SI Units: Kelvins (K), Degrees Celsius (°C)

## What Is Temperature?

Temperature is a measurement of how hot or cold something is. In other words, it tells how much thermal energy an object has. When something is hot, its atoms have more energy and move or vibrate more quickly. When something is cold, its particles have less energy and move more slowly.

## How is Temperature Measured?

The primary SI, or metric, measurement gfor temperature is the the Kelvin (K) scale. On this scale, absolute zero, or 0 K, is the coldest temperature possible, where particles have no energy and stop moving.

Interestingly, there is also another, slightly more familiar SI unit for temperature, the degree Celsius (°C). Degrees Celsius can be converted to Kelvin by subtracting 273.15. So, absolute zero, or 0 K, is equal to -273.15°C.

## Top Facts About Temperature for Kids

• #### 1. The highest weather temperature ever recorded on Earth was in 1913 in Death Valley, California.

Death Valley is an area in California known for its extreme heat due to its low elevation and desert environment.

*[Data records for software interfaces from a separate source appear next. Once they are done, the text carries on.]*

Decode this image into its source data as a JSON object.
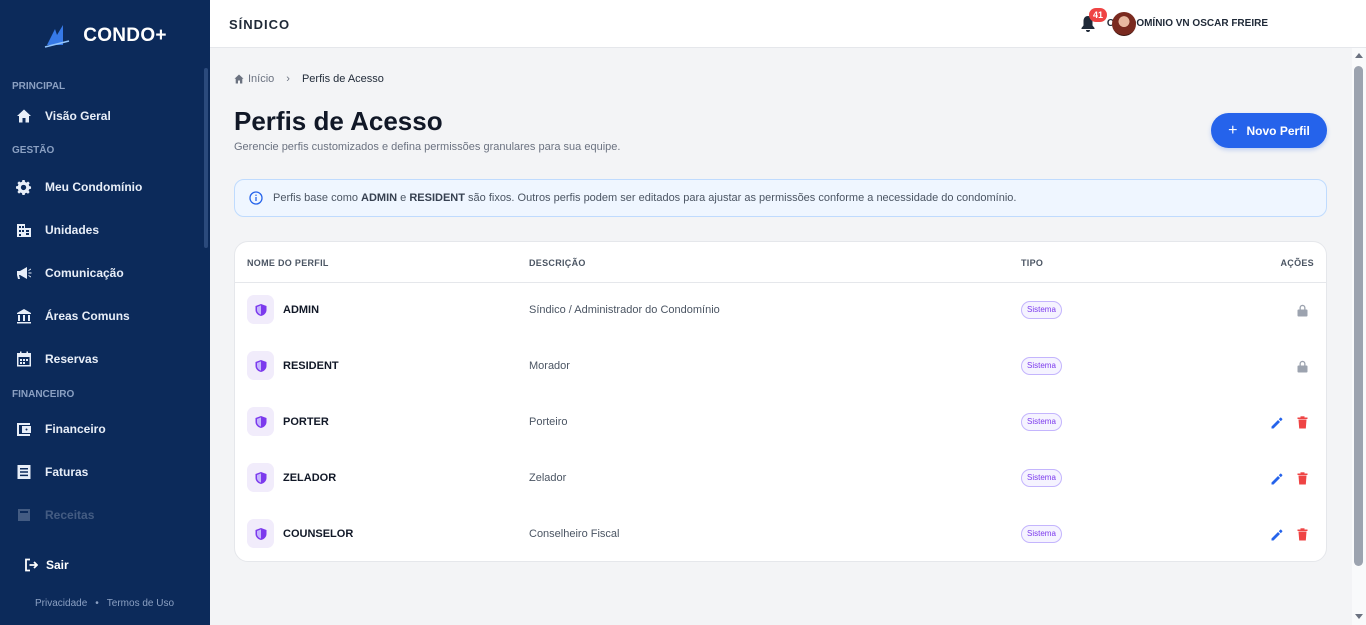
{
  "sidebar": {
    "brand": "CONDO+",
    "sections": [
      {
        "label": "PRINCIPAL",
        "items": [
          {
            "label": "Visão Geral",
            "icon": "home-icon"
          }
        ]
      },
      {
        "label": "GESTÃO",
        "items": [
          {
            "label": "Meu Condomínio",
            "icon": "gear-icon"
          },
          {
            "label": "Unidades",
            "icon": "building-icon"
          },
          {
            "label": "Comunicação",
            "icon": "megaphone-icon"
          },
          {
            "label": "Áreas Comuns",
            "icon": "bank-icon"
          },
          {
            "label": "Reservas",
            "icon": "calendar-icon"
          }
        ]
      },
      {
        "label": "FINANCEIRO",
        "items": [
          {
            "label": "Financeiro",
            "icon": "wallet-icon"
          },
          {
            "label": "Faturas",
            "icon": "invoice-icon"
          },
          {
            "label": "Receitas",
            "icon": "receipt-icon"
          }
        ]
      }
    ],
    "logout": "Sair",
    "legal": {
      "privacy": "Privacidade",
      "dot": "•",
      "terms": "Termos de Uso"
    }
  },
  "header": {
    "title": "SÍNDICO",
    "condo": "CONDOMÍNIO VN OSCAR FREIRE",
    "notifications": "41"
  },
  "breadcrumb": {
    "home": "Início",
    "sep": "›",
    "current": "Perfis de Acesso"
  },
  "page": {
    "title": "Perfis de Acesso",
    "subtitle": "Gerencie perfis customizados e defina permissões granulares para sua equipe.",
    "new_button": "Novo Perfil",
    "info": {
      "prefix": "Perfis base como ",
      "b1": "ADMIN",
      "mid": " e ",
      "b2": "RESIDENT",
      "suffix": " são fixos. Outros perfis podem ser editados para ajustar as permissões conforme a necessidade do condomínio."
    }
  },
  "table": {
    "headers": {
      "name": "NOME DO PERFIL",
      "description": "DESCRIÇÃO",
      "type": "TIPO",
      "actions": "AÇÕES"
    },
    "rows": [
      {
        "name": "ADMIN",
        "description": "Síndico / Administrador do Condomínio",
        "type": "Sistema",
        "locked": true
      },
      {
        "name": "RESIDENT",
        "description": "Morador",
        "type": "Sistema",
        "locked": true
      },
      {
        "name": "PORTER",
        "description": "Porteiro",
        "type": "Sistema",
        "locked": false
      },
      {
        "name": "ZELADOR",
        "description": "Zelador",
        "type": "Sistema",
        "locked": false
      },
      {
        "name": "COUNSELOR",
        "description": "Conselheiro Fiscal",
        "type": "Sistema",
        "locked": false
      }
    ]
  },
  "colors": {
    "sidebar": "#0c2a5a",
    "primary": "#2563eb",
    "tag": "#7c3aed",
    "danger": "#ef4444"
  }
}
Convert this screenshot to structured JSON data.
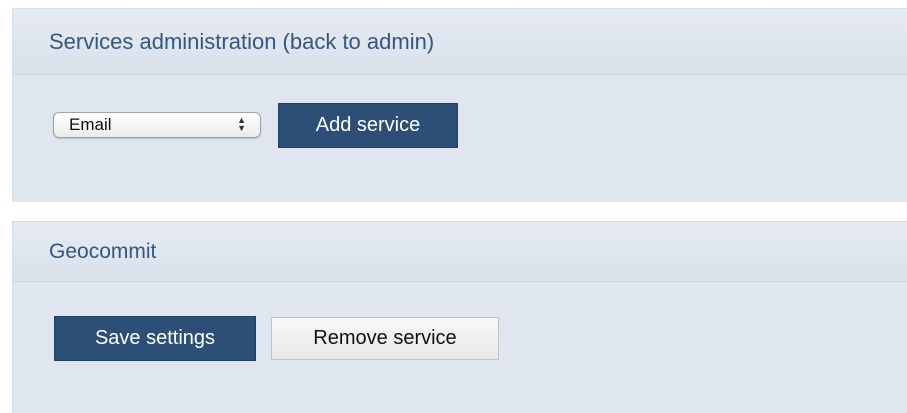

On July 10, 1913 in Furnace Creek Ranch, Death Valley, local temperatures reached a scorching 56.7°C (134°F). This measurement holds the record for the highest reliably recorded air temperature on our planet.

• #### 2. There's a backwards temperature scale that increases as temperature descreases.

The Delisle scale is based on the expansion of ethanol (C2H6O) with temperature. Named after its creator, Joseph-Nicolas Delisle, a French astronomer, the Delisle scale was mainly used in 18th century Russia and France, but has long since fallen out of use.

What makes the Delisle scale particularly strange is that it was an inverted scale, meaning that as temperature increased, the scale's values decreased. On the Delisle scale, 0° indicated the boiling point of water, while 150° represented the freezing point of water.

• #### 3. Fahrenheit is the German word for "experience."

The Fahrenheit temperature scale was first invented in 1724 by Daniel Gabriel Fahrenheit, the physicist who also created the first mercury (Hg) and glass thermometer. Fahrenheit was born in Poland to German parents, and his last name, meaning "experience" in German, also shares the same root for words like Fahrrad, meaning "bicycle," and Fahrzeug, meaning "vehicle"—or literally, "drive thing!"

• #### 4. The Celsius and Fahrenheit scales are the same at only one point.

Because the two scales use different values for the freezing point (32°F vs 0°C) and boiling point (212°F versus 100°C), they are different on almost all temperatures. However, at an extremely cold -40°, the scales are exactly equal, and -40°C = -40°F! Knowing this, we can say that temperatures in Fahrenheit always have a larger magnitude (for example, 212 is a larger number than 100) above -40°.

• #### 5. Temperature causes objects, including buildings, to expand or contract.

If you've ever run a stuck pickle jar under hot water to loosen it up, you've seen this effect in action. But did you know that buildings can grow noticeably taller on hot days? During the summer in Paris the Eiffel tower is known to grow around 15-17 cm (5.9-7.6 in) taller.